I recently had the pleasure of reading Karan Mahajan's brief and brilliant article in The New Yorker on the American custom of easy small talk and how it can be confusing to downright challenging for an outsider to adopt. I am squarely in Karan's camp. I never really asked my barista how their day is going. (And why 'my' barista anyway? why must a possessive pronoun precede everything that is implicitly mine anyway - I don't just like coffee - I like 'my' coffee, I don't just like to ride a bicycle - I like to ride 'my' bicycle.) I have never thought getting to know the person on the other side of a brief, one-off financial transaction is an obligation or even a harmless ritual worth entertaining.
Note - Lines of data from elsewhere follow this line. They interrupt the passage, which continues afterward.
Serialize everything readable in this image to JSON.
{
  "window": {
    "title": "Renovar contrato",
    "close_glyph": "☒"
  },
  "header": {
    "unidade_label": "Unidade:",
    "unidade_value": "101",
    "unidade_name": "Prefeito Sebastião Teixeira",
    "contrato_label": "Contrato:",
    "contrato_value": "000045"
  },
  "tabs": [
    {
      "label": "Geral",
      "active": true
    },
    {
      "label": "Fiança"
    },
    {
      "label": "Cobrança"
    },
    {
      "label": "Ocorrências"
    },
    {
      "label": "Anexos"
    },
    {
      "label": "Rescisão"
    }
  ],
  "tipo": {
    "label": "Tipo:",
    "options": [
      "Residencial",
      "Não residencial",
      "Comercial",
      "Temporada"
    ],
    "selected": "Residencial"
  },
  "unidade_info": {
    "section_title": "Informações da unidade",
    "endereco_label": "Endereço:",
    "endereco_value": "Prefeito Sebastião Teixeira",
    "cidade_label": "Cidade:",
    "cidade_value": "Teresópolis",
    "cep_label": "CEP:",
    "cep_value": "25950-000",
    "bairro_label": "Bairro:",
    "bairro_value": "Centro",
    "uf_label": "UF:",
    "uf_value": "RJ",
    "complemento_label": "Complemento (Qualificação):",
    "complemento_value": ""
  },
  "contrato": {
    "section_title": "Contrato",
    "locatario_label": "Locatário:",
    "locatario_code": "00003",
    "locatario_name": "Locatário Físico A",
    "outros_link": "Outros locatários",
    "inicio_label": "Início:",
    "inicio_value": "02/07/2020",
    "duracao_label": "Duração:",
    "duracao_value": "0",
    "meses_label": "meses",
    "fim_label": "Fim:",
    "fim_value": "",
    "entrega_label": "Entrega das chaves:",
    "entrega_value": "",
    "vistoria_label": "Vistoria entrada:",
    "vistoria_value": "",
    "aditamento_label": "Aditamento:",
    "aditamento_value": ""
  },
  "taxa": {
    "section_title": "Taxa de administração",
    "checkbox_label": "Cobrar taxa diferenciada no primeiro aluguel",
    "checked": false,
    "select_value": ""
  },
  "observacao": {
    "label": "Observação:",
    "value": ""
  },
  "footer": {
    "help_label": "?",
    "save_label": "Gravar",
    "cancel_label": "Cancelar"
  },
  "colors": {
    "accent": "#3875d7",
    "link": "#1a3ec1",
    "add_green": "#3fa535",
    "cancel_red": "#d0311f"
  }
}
If anything, like Karan, I've found it needlessly patronizing and disingenuous.
I loved the unusually short (in a good way, specially for the New Yorker) article and here are some gems from it - but go read the whole thing immediately!
American life is based on a reassurance that we like one another but won’t violate one another’s privacies
In the East, I’ve heard it said, there’s intimacy without friendship; in the West, there’s friendship without intimacy
On a day that I don’t spend money in America, I feel oddly depressed
Everything is subject to analysis until it becomes second nature to you
and finally, a quote from The Inscrutable Americans - wow - a refreshing blast from the past - a lovely little novel, a bit ahead of its time, that flirted with greatness before descending into the usual obsession with sex.